Harrison hashing is a rapid technique for determining if a given substring COULD POSSIBLY be contained in a larger string. The first step is to create SIGNATURES of all the strings in the file to be searched using the hashing algorithm. These signatures are then stored along with the actual file. Typically the file being dealt with consists of individual text lines, because the search technique will only work within a single line. Then using the same hashing algorithm one constructs the signature of the substring being searched for. One then applies a simple Boolean test to determine if the substring is possibly contained in the string. If the answer is affirmative then one must examine the actual string and substring to see if there is indeed a match. But if the answer is negative it is impossible for the substring to be contained in the string and that particular string in the file does not have to be examined further.

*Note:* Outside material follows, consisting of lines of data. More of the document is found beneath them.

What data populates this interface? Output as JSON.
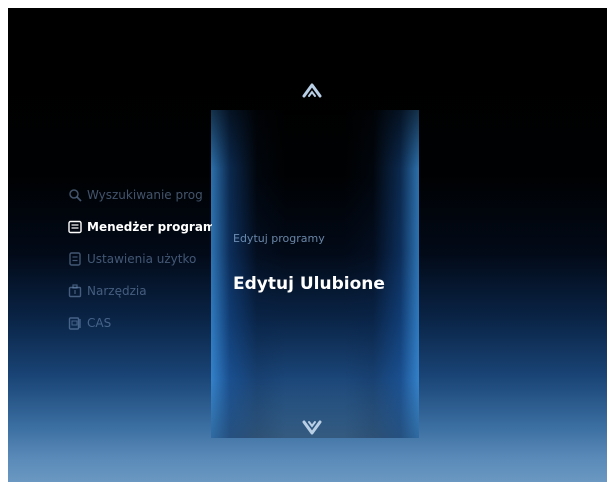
{
  "left_menu": {
    "items": [
      {
        "label": "Wyszukiwanie prog",
        "icon": "search-icon",
        "active": false
      },
      {
        "label": "Menedżer program",
        "icon": "program-manager-icon",
        "active": true
      },
      {
        "label": "Ustawienia użytko",
        "icon": "user-settings-icon",
        "active": false
      },
      {
        "label": "Narzędzia",
        "icon": "tools-icon",
        "active": false
      },
      {
        "label": "CAS",
        "icon": "cas-card-icon",
        "active": false
      }
    ]
  },
  "submenu": {
    "items": [
      {
        "label": "Edytuj programy",
        "selected": false
      },
      {
        "label": "Edytuj Ulubione",
        "selected": true
      }
    ]
  },
  "colors": {
    "highlight_blue": "#3c96e6",
    "text_active": "#ffffff",
    "text_dim": "#7896be"
  }
}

The signatures are constructed by examining all pairs of consecutive characters in the string. Thus for the string "abcdef" the pairs would be "ab","bc","cd","de","ef". Depending on the nature of the data and the computer being used, one picks a bit size for the signature, perhaps 32 or 64 bits, but different sizes are possible. Next you have to develop a hash function that will map any pair of characters into one of the bits in the signature. A simple hash function would be to multiply the values of the characters together, divide by the bit size of the signature, and use the remainder. In practice some tweaking is necessary to get a good distribution of the bits set across all of the character pairs. You then calculate the hash for each of the character pairs and set the corresponding bit in the signature. When different pairs hash to the same bit the bit stays set, that is you keep ORing in the bit to set in the signature. You build a table of all of the signatures for all lines in the original source file.

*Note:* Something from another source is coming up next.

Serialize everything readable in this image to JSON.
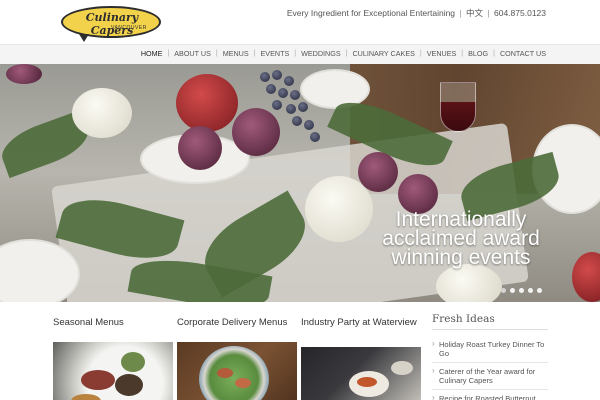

To search for a substring you calculate the signature of the substring itself. If the substring is contained in the string then ALL OF THE SET BITS IN THE SIGNATURE OF THE SUBSTRING MUST BE SET IN THE SIGNATURE OF THE STRING. This should be self evident, for if the substring contained a pair of characters which hashed to say 17, but bit 17 wasn't set in the signature of the string, then clearly that pair of characters could not be in the string, because if it were that bit would have been set.
If the signature is contained in a single computer word then all that is necessary to determine if all the bits of the substring are in the string is to exclusive or (XOR) the signatures of the string and the substring, and then and (AND) that result with the signature of the substring. If the result is non zero, then there exists at least one pair of characters in the substring that is not in the string, and hence the substring cannot be contained in the string. Since only two logical operations are required to totally test any string in the file the program can operate very quickly. In practice the Harrison hashing test will eliminate most of the file from consideration and the program will only have to perform the full substring search on a very small portion of the file.
I explained the algorithm using pairs of characters, but another variant is to use three consecutive characters.
Professor Harrison was one of my teachers at the Courant Institute of Mathematical Sciences and I have used this algorithm in a number of text editing programs. It is a truly brilliant observation.